It should come as no surprise that social media is the second most popular form of distraction among employees. While social media accounts provide businesses with a powerful tool for connecting and engaging with existing and potential customers, it also creates a slippery slope of distraction.


Last, but not least, email easily makes the cut for the top three sources of distraction. If you are toiling away at a mundane task, it can be hard to resist stopping what you are doing when a new email pops up in your inbox. While only about 14% of all emails people receive are actually important, worth reading and responding to. Workers spend approximately 28% of their work week dealing with emails.

It is difficult to determine just how much these distractions add up to in lost time and productivity. Much of what we know about how much time workers waste on social media or other technological distractions comes from surveys were participants self-report. Obviously, workers are likely to underreport how much time they spend distracted. Subsequently, the numbers vary from 30 minutes to four hours a day depending on the study and who was surveyed.

Is There an Upside to Being Distracted?

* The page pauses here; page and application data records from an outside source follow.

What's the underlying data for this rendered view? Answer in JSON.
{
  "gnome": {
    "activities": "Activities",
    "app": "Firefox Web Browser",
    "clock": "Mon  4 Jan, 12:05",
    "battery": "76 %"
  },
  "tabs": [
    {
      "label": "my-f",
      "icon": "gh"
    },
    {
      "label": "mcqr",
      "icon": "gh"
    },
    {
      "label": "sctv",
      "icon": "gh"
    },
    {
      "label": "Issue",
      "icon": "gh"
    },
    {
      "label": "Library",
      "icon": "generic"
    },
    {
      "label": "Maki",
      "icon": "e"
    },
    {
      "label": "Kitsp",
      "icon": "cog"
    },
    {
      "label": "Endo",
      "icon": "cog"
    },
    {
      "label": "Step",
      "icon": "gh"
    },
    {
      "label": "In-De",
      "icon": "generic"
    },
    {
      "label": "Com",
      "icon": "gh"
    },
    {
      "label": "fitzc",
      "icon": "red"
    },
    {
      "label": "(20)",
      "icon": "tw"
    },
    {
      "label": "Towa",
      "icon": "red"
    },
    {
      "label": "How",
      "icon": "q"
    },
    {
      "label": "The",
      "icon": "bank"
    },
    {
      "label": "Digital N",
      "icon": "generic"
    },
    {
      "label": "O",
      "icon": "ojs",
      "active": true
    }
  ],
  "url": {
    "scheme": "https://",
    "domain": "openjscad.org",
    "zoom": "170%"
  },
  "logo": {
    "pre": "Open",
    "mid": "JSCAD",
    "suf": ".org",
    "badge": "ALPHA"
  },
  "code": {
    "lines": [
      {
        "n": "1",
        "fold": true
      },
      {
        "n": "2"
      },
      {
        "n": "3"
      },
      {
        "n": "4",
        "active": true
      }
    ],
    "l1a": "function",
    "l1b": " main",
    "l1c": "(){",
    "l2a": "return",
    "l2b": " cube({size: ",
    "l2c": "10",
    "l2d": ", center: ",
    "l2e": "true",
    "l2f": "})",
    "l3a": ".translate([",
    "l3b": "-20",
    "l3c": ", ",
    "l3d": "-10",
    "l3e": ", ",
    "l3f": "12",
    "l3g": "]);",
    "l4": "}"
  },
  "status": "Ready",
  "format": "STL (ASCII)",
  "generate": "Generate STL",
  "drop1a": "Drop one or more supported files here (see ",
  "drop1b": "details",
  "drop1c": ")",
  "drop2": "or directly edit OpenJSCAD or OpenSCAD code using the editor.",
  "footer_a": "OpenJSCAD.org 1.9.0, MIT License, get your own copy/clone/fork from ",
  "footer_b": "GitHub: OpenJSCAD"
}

Maybe. Technology puts us in contact with a constant stream of new information. Whether you are reading promotional emails, scanning the latest news and trends or connecting on social media, you are ingesting massive amounts of content. You never know where the inspiration for your next big idea might come from and engaging on such a large scale might just provide you with the right spark.

Back to Our Big Question

Is technology more or a distraction than a tool for productivity? We believe that the answer comes down to how you use technology and how you incorporate new tools to combat the effects of constant distractions. There are several strategies you can use to make sure you’re getting the most out of using technology:

1. Establish clear boundaries and schedules

Block off certain periods throughout the day for checking email. You might consider setting aside 30 minutes at the beginning and end of the day so that you can spend the bulk of your time focusing on completing larger projects. Also, let friends and family know that you will only be able to respond to texts during lunch. This will avoid a constant stream of messages that probably aren’t all that important.

2. Set limits for your social media time

If you need to be on certain accounts for work, be sure to use your time wisely and stay on task. Again, set a 20-30 minute window for completing any social media tasks so that you can move on to other projects with a clear head.

3. Use the right tools

There are also some tools on the market that can help you avoid distractions and stay on task, like our time-tracking tool. It helps you keep track of how much time you spend on specific tasks without interrupting your concentration and workflow. As the Timeular Tracker is a physical device that you simply flip to start and stop tracking your activities, you don’t need to interact with any software while you are focussed on other tasks. This lowers the risk of getting distracted.

The bottom line

Yes, technology can be a distraction that can diminish your productivity. However, technology has also made the modern workplace more streamlined, efficient and accessible than ever. We believe the trick, as with any double-edge sword, is to use it correctly so that you don’t end up getting cut.

Learn more about using Timeular for your team